Winter Writing Exercises to Help You Embrace the Outdoors
Winter is officially here, which means chilly air, gray skies, and barren landscapes, all making it challenging to venture outdoors and enjoy nature. The weather might have you hunkering down, longing for inviting, warm, sunny days. If you find yourself struggling to spend time outside, which, for many, can contribute to increased feelings of sadness or even seasonal depression, reference these writing exercises to help you embrace the outdoors.
Wake up each morning at the same time for a week and free write outside
For a week, start your day with nature. Consider waking up each morning at the same time for a week to free-write outside. Depending on your schedule, try to give yourself at least twenty minutes to a half-hour outdoors, so you don’t feel rushed to create. Grab a blanket, a warm cup of coffee, and your journal, then write whatever immediately comes to mind. Whether you’re inspired by your surroundings, or simply wish to write about your week, writing poetry outdoors can encourage your creativity.
Spend an hour outside for a couple of nights and write poetry about the night sky
Conversely, choose a couple of nights to spend about an hour outside. Whether you live in a bustling city, quiet suburb, or rural town, the night sky provides endless creative inspiration for your poetry. When the sun sets and stars or buildings light up the winter sky, a place’s personality changes. Although winter can feel long and lifeless, looking up reminds you of nature’s beauty during the chilly season, encouraging you to spend more time outdoors.
Take note of the different colored leaves in your yard, then write a poem!
If your home has an outdoor space, such as a front or backyard, take a nature stroll to catalog fallen leaves leftover from autumn. At first glance, they might all appear the same—but noticing the leaves’ variations in shape and shade can make winter seem less bleak and dull. Write about the leaves you gravitate toward and consider creative word choices (i.e., instead of “brown”, choose “auburn”). As you observe these details in nature, you might even notice a lone green leaf swaying in the subtle breeze, prompting inspiration for a poem. If you’re an artist, add an additional creative element to your writing by illustrating the leaves along with your poem.
Go for a walk at a local park or trail each weekend for a month to inspire your poetry
If you live near accessible parks or trails, choose one to visit each weekend for a month—the more you visit a specific place, the more you’ll feel connected to the space and the more details you’ll notice, providing you with inspiration for your poetry. For example, take note of the various wildlife and their behaviors. Also, observe the landscape’s winter elements. When you arrive home, spend some time compiling your observations in a poem. This writing exercise will leave you excited to journey outdoors during the winter rather than dreading the challenging weather.

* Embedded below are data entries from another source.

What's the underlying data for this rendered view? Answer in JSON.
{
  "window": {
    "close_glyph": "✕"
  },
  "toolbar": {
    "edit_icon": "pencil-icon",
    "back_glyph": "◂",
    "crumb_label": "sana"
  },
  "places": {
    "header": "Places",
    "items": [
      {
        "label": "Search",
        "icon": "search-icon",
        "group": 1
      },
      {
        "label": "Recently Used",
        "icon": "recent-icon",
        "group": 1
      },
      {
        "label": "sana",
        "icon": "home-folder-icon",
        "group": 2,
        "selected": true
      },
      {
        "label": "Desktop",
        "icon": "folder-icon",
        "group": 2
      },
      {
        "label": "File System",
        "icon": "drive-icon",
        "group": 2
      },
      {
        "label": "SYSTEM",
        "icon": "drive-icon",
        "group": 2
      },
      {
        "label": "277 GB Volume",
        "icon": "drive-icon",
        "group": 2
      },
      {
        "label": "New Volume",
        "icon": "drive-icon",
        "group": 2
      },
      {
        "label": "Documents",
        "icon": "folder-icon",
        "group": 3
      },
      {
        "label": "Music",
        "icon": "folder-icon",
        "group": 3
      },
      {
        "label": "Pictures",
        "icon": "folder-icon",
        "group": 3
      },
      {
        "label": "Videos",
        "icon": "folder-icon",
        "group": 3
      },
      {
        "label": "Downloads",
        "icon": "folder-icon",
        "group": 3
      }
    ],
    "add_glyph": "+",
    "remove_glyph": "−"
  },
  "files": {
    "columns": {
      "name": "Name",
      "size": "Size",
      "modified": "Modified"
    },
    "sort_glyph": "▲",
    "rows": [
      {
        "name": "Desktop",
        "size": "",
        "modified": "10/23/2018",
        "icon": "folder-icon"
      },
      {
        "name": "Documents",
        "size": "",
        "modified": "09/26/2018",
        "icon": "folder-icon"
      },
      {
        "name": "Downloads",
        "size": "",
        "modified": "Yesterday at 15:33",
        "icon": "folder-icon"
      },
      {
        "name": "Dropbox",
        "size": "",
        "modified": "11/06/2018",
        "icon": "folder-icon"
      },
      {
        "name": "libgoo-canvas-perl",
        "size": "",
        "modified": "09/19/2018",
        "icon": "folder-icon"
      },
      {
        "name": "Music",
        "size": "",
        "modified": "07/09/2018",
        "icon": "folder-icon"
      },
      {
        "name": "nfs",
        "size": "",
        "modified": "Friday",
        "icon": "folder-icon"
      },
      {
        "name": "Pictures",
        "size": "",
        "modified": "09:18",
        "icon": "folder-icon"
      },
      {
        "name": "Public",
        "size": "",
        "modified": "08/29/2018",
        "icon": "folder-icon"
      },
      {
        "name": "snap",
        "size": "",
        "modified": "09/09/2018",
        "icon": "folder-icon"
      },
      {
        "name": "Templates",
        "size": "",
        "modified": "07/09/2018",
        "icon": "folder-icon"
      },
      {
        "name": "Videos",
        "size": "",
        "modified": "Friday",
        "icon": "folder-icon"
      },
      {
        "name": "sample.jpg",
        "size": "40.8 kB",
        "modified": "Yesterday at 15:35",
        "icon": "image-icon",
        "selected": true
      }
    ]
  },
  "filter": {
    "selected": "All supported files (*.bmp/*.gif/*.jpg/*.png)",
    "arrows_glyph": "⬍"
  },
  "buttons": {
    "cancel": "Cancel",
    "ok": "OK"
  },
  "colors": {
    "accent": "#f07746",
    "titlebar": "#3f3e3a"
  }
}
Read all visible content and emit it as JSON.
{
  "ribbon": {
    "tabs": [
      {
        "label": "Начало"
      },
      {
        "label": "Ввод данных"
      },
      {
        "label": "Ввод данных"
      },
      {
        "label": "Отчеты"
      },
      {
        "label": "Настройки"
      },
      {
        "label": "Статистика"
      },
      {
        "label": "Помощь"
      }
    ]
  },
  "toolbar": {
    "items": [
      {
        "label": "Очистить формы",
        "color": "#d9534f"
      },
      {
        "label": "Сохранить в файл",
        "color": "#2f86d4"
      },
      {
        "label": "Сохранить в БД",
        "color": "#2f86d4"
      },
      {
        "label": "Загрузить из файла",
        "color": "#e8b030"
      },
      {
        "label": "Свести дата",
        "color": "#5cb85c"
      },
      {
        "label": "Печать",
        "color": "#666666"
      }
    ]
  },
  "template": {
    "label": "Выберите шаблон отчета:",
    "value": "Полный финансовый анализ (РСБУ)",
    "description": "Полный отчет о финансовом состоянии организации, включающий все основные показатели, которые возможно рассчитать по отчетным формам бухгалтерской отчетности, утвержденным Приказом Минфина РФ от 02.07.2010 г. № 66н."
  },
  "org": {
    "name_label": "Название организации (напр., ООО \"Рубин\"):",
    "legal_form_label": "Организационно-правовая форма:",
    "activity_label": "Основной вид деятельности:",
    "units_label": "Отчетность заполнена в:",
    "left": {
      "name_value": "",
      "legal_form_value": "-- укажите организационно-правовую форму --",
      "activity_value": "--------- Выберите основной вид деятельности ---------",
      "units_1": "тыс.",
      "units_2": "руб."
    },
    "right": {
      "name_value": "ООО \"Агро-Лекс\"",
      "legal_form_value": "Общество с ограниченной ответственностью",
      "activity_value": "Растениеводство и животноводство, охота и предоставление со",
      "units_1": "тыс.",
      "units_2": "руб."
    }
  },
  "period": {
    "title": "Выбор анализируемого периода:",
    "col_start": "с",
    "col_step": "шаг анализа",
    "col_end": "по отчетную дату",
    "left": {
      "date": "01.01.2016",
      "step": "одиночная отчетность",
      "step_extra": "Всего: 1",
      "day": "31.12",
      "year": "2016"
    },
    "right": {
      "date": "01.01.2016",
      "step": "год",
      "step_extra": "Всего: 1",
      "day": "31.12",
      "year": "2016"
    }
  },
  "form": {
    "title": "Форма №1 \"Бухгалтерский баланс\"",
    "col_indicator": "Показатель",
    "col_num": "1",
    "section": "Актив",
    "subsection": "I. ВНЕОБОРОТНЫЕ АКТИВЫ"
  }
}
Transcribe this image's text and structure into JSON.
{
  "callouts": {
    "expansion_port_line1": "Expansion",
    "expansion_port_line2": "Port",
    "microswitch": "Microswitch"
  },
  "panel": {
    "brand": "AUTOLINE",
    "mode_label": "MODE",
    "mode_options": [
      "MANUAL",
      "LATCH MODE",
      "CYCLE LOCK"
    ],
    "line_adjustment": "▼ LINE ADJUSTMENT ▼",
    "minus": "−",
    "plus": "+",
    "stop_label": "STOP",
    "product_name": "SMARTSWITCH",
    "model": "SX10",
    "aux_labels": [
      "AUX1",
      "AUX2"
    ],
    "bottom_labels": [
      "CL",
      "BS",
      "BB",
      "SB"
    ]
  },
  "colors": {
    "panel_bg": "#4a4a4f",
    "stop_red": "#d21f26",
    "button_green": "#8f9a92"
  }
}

As a challenge, consider completing all of these exercises—to stay organized, write in a journal you love and are excited to create in. Starting a project like this can reinvigorate your creativity and provide you with a roadmap to finding joy this winter.